TALLAHASSEE — The Florida House passed a measure Friday that would expand the rights of Floridians to carry concealed weapons on the grounds of religious institutions.
The measure, HB 259, seeks to close what gun rights advocates say is a loophole in state law. Because it is a crime to possess a firearm on school property, some gun owners could face prosecution if they carry a weapon to a religious institution where a school is located, the bill’s proponents argue.
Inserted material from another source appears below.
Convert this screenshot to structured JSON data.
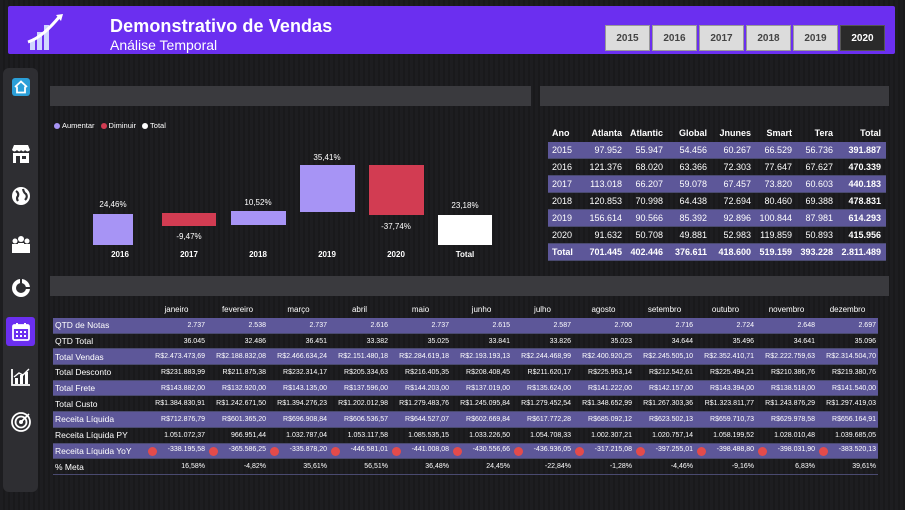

The measure would make it legal to take a weapon to a place of worship even if it’s also the grounds of a school.
Under the law, religious institutions can continue to ban weapons from their premises if they wish.
“I consider this more of a glitch bill,” Rep. Jayer Williamson, R-Pace, said Thursday.
Opponents, however — including most Democrats in the chamber — said the bill was about bringing guns into the classroom.
Michael Sheedy, executive director of the Florida Conference of Catholic Bishops, argued earlier this month in a House committee that the bill would give teachers at religious schools too much leeway to carry concealed weapons to school if they wished.
In the wake of the Parkland school shooting, the Florida Legislature passed a bill in 2019 that allowed teachers to carry weapons in schools after they received training as part of a “Guardian program.” But Sheedy said that it is easier for a teacher to get a regular concealed carry permit than it is to get weapon-carrying certification from a guardian program.
Rep. Andrew Learned, D-Brandon, voted against the bill, saying, “If the stated purpose of this is to put guns in classrooms, I’m a hard ‘no’ and I always will be.”
Despite the controversy that comes with any gun rights bill, there was no mention by House members of the recent high profile mass shootings in Atlanta and Boulder as the measure was debated.
The House passed the measure 76-37 along broadly partisan lines.
The Senate version of the gun legislation, sponsored by Sen. Joe Gruters, R-Sarasota, appears to be moving through that chamber as well. If that bill clears one more committee, it could be heard on the Senate floor.
If the gun measure were to pass both chambers — and Gov. Ron DeSantis were to sign it — it would be the culmination of years of efforts by proponents of the legislation. Similar bills died in the Legislature each of the past three years.